How to Make Lightning

3.9 based on 866 ratings

Updated on Oct 23, 2013

Have you ever wanted to be a mad scientist? Has your lack of control over lightning disheartened you? Never fear; this experiment will let you bend electricity to your will by showing you how to make lightning!


  • Rubber glove
  • Plastic fork
  • Tin Foil
  • Wood or plastic cutting board
  • Styrofoam plate or rubber balloon
  • Head of hair or wool
  • Cool, low-humidity day (< 45% humidity, < 75 F temperature)


  1. Fold tin foil around your plastic fork so that it looks like a big spatula. Make sure it’s as flat as possible with no sharp corners.
  2. Put on the rubber glove and use your gloved hand to rub the Styrofoam plate or rubber balloon on your hair or wool.
  3. Place the plate or balloon on your cutting board, and use the gloved hand to pick up your tin foil spatula.
  4. Place the tin foil part of your spatula on the balloon or plate. Touch the foil with your other hand. What happened? How can you explain what you saw?
  5. Pull the spatula up from the balloon or plate, and touch it again. What happened this time? Did you expect that?
  6. Experiment with other materials. Recharge your charged object using your hair or wool if necessary. Does your hand spark when it touches the balloon? Why do you think this is so?

Extra: for even cooler results, conduct this experiment in a room that you can darken as much as possible!


You should have seen and felt a spark when you touched the foil. When you lifted the foil off and touched it again, you should have felt another spark. Your hand doesn’t spark, and most non-metallic objects won’t spark when you touch the charged object either. All metals insulated by your glove that touch both your charged object and your hand will spark.


You’re experimenting with static electricity. The static electricity you see is caused by the movement of electrons. Electrons carry a negative electrical charge, which causes them to be attracted to protons and repelled from other electrons. When you rub an object on your hair, it does one of two things: it either puts electrons onto the balloon, or strips electrons off of the Styrofoam plate. This gives the balloon or plate a net charge, meaning the object has either more electrons or fewer electrons than protons.

Metals are special materials in that their electrons are free to move almost wherever they like, instead of being stuck on the material’s molecules. When a metal object is placed near something with a net charge, all of the electrons in the metal will move to be either as far away from a negative charge as possible or as close to a positive charge as possible. Metals are called conductors. Your plate and your balloon are both insulators—they don’t let their electrons move where they want.

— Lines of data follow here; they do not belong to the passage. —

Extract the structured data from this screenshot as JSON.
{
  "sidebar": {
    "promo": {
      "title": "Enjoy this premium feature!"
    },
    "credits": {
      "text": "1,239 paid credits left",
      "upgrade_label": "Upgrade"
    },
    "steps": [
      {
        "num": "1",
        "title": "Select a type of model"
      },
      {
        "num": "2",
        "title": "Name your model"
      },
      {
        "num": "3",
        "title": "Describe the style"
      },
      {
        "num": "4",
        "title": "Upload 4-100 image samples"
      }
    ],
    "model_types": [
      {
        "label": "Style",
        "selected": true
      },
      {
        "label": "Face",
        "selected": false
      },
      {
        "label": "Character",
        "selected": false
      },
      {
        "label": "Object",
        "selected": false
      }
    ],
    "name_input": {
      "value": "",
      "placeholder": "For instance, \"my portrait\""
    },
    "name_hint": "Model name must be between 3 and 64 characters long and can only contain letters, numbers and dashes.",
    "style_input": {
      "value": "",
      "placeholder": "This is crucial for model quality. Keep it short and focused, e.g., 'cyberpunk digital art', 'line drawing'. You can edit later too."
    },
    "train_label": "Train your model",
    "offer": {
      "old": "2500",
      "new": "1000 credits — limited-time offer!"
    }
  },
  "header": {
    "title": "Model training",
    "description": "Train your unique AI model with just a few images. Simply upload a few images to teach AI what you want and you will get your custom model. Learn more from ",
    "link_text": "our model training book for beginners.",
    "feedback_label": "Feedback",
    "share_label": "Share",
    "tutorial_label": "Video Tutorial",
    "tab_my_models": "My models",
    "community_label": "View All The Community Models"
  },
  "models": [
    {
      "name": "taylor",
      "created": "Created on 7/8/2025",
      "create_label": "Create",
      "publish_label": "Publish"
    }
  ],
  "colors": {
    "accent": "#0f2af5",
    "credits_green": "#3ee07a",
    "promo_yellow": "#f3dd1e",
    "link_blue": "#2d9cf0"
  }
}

When your spatula moves close to the charged object, the electrons either want to get close to or far away from the object. When you bring your hand up to touch the spatula, the electrons flow to you or flow onto the spatula, depending on whether the spatula is touching the Styrofoam plate (towards) or the rubber balloon (away). Your skin is actually quite conductive! After the electrons move, the tin foil has a good number of electrons for its location (close to the charged object). When you move the tin foil spatula away from the charged object, it suddenly has a lot more or way fewer electrons than it needs, and so more will jump from your body to balance it out. You can keep going back and forth like that for a long time, since the electrons (or lack of electrons) on the charged object doesn’t change.

Your hand doesn’t spark because your body provides a path to ground. What that means is that when you bring your hand close to the balloon, all the extra electrons needed come from or go into the ground you’re standing on! Because of the rubber glove you’re wearing, the tin foil spatula has no path to ground, so it cannot equalize its charge. When you touch it, you are providing it with a path to ground for the electrons to move and balance things out. The earth has plenty of electrons to spare, and they move all over the place.

So what makes lightning? Lightning occurs when there’s a big charge difference between the clouds in the sky and the earth. Lightning is just a bigger version of the sparks you saw!

How likely are you to recommend to your friends and colleagues?

Not at all likely
Extremely likely